"I did my best to do my duty under the Constitution," added the two-term senator, who drafted a dense, four-page impeachment statement and posted it on his page on the Senate's Web site at www.senate.gov. "I would hope people believed that I attempted to fulfill my oath to render impartial justice and I did it conscientiously.
Yesterday, few voters asked about such matters as Robb led a festive walk through Old Town Alexandria in George Washington's honor, stopping to chat with African American equestrians, antique U.S. Army equipment collectors, Washington impersonators and friendly Democrats.
"Good vote!" shouted Jim Turner, 63, a retired chemical industry editor from Falls Church, one of many in this Robb-friendly corner of Northern Virginia who offered support. However, one Democrat with a video camera yelled, "Just keep the president away from my daughter!"
Karen Boutilier, 52, of Alexandria, who voted for Robb in 1994 said yesterday that she was tired of the impeachment story. "I don't believe it will have any effect one way or another."

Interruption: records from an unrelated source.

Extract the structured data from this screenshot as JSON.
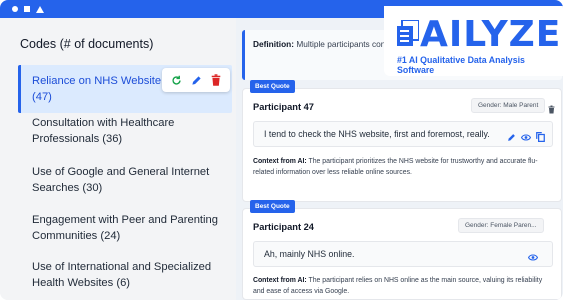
{
  "sidebar": {
    "title": "Codes (# of documents)",
    "items": [
      {
        "label": "Reliance on NHS Website as Source (47)"
      },
      {
        "label": "Consultation with Healthcare Professionals (36)"
      },
      {
        "label": "Use of Google and General Internet Searches (30)"
      },
      {
        "label": "Engagement with Peer and Parenting Communities (24)"
      },
      {
        "label": "Use of International and Specialized Health Websites (6)"
      }
    ]
  },
  "definition": {
    "label": "Definition:",
    "text": "Multiple participants consi... primary, trusted source for accurate a..."
  },
  "quotes": [
    {
      "badge": "Best Quote",
      "participant": "Participant 47",
      "gender": "Gender: Male Parent",
      "quote": "I tend to check the NHS website, first and foremost, really.",
      "context_label": "Context from AI:",
      "context": "The participant prioritizes the NHS website for trustworthy and accurate flu-related information over less reliable online sources."
    },
    {
      "badge": "Best Quote",
      "participant": "Participant 24",
      "gender": "Gender: Female Paren...",
      "quote": "Ah, mainly NHS online.",
      "context_label": "Context from AI:",
      "context": "The participant relies on NHS online as the main source, valuing its reliability and ease of access via Google."
    }
  ],
  "logo": {
    "wordmark": "AILYZE",
    "tagline": "#1 AI Qualitative Data Analysis Software"
  },
  "colors": {
    "accent": "#2563eb",
    "active_bg": "#dbeafe",
    "refresh": "#16a34a",
    "delete": "#dc2626"
  }
}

Still, Republicans seem to be counting on tying Robb to Clinton. Now a lawyer in Richmond, Allen, 46, spent the eve of the Senate's decisive Friday vote just blocks away at the National Republican Senatorial Committee's headquarters.

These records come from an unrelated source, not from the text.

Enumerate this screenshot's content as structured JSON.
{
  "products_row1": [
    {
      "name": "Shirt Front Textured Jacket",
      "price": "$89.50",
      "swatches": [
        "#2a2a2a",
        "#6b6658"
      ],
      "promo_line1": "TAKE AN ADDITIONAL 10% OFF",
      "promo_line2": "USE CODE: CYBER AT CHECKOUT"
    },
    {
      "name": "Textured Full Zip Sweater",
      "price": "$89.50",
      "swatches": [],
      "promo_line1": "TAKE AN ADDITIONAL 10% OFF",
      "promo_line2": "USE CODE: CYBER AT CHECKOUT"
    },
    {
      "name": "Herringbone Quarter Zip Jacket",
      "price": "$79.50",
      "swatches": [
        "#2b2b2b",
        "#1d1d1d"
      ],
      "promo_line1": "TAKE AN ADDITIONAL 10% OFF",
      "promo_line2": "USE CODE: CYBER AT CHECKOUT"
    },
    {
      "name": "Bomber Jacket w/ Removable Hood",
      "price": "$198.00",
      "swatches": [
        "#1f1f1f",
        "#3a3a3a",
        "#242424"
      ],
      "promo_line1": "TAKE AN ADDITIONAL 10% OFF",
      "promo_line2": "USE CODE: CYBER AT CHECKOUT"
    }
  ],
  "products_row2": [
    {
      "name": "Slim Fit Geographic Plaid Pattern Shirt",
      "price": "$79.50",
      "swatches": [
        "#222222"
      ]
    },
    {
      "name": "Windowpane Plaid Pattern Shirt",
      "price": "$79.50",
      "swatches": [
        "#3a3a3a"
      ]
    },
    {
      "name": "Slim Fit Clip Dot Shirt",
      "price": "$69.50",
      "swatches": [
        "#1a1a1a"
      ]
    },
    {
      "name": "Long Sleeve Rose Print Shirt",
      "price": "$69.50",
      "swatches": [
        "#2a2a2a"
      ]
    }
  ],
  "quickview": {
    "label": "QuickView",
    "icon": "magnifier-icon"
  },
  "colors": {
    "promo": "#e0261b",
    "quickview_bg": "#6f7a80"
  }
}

Allen, emerging from a reception where about 165 K Street lobbyists and potential contributors signed up to meet him, scathingly criticized the president while refusing to say how he would have voted on removing him.
"I do find it absolutely amazing as the trial was going forward there were so many on the other side who said . . . we don't want to hear witnesses, don't bother us, we've made our decision just walking in lock step," said Allen, who said he agreed with the House impeachment votes and wanted a longer trial to determine the facts.

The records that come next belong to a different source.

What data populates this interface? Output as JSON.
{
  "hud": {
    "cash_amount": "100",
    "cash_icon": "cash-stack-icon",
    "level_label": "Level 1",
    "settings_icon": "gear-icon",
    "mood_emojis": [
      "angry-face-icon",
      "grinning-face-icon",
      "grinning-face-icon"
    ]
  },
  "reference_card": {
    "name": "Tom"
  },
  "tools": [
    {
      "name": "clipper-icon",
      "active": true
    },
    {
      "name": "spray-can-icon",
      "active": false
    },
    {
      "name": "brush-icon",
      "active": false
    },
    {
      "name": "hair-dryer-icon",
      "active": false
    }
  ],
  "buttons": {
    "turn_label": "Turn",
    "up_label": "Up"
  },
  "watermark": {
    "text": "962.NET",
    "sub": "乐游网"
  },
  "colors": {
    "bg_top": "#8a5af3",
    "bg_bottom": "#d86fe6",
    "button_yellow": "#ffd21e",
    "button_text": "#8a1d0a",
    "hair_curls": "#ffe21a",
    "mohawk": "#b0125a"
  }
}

Asked if he would make an issue of Robb's vote, Allen said he looked forward to electing a president in 2000 who could be a role model, adding, "I don't care what excuses they make for this disgraceful, shameful, lying, deceitful behavior on the part of President Clinton."
For Allen, analysts say, such remarks play with fire. With the public fed up with scandal, voters may resist character attacks. Such a judgment would be welcome for Robb, whose 1994 reelection overcame withering revelations about his private conduct while governor in the early 1980s, including allegations of womanizing.
"In a strange way, this whole scandal may have taken an issue away from Republicans in the year 2000 against Robb," said Mark J. Rozell, a District-based political scientist with the University of Pennsylvania.
Virginia Republicans could struggle if they are identified too closely with their more ideologically extreme congressional wing, agreed Richmond political scientist Robert D. Holsworth, of Virginia Commonwealth University.
"The potential damage to Allen's candidacy is that public distaste for Washington Republicans could rub off on him some way," Holsworth said. "Certainly I think this is how the Robb campaign is going to be framed."
Mindful of such risks, Republican Warner, 71, put impeachment behind him yesterday, as he greeted well-wishers with Gov. James S. Gilmore III (R) at a Mount Vernon bicentennial celebration for George Washington.
"It was a tough decision to make," said Warner, who voted that Clinton "not guilty" of perjury but guilty of obstructing justice. "Now we go on from here."
© Copyright 1999 The Washington Post Company